Assigned task:
Output the entries below unchanged, except for the pictures.
═════ Dataset
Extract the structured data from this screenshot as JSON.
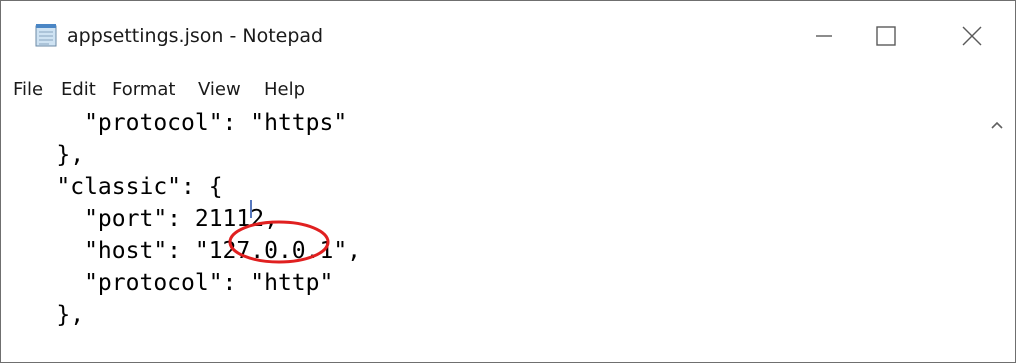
{
  "window": {
    "title": "appsettings.json - Notepad",
    "controls": {
      "minimize_icon": "minimize-icon",
      "maximize_icon": "maximize-icon",
      "close_icon": "close-icon"
    }
  },
  "menu": {
    "items": [
      {
        "label": "File"
      },
      {
        "label": "Edit"
      },
      {
        "label": "Format"
      },
      {
        "label": "View"
      },
      {
        "label": "Help"
      }
    ]
  },
  "editor": {
    "lines": [
      "      \"protocol\": \"https\"",
      "    },",
      "    \"classic\": {",
      "      \"port\": 21112,",
      "      \"host\": \"127.0.0.1\",",
      "      \"protocol\": \"http\"",
      "    },"
    ]
  },
  "annotation": {
    "highlighted_value": "21112",
    "color": "#e02020"
  },
  "colors": {
    "background": "#ffffff",
    "text": "#000000",
    "annotation": "#e02020"
  }
}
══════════
Response area:
Extract the structured data from this screenshot as JSON.
{
  "window": {
    "title": "appsettings.json - Notepad",
    "controls": {
      "minimize_icon": "minimize-icon",
      "maximize_icon": "maximize-icon",
      "close_icon": "close-icon"
    }
  },
  "menu": {
    "items": [
      {
        "label": "File"
      },
      {
        "label": "Edit"
      },
      {
        "label": "Format"
      },
      {
        "label": "View"
      },
      {
        "label": "Help"
      }
    ]
  },
  "editor": {
    "lines": [
      "      \"protocol\": \"https\"",
      "    },",
      "    \"classic\": {",
      "      \"port\": 21112,",
      "      \"host\": \"127.0.0.1\",",
      "      \"protocol\": \"http\"",
      "    },"
    ]
  },
  "annotation": {
    "highlighted_value": "21112",
    "color": "#e02020"
  },
  "colors": {
    "background": "#ffffff",
    "text": "#000000",
    "annotation": "#e02020"
  }
}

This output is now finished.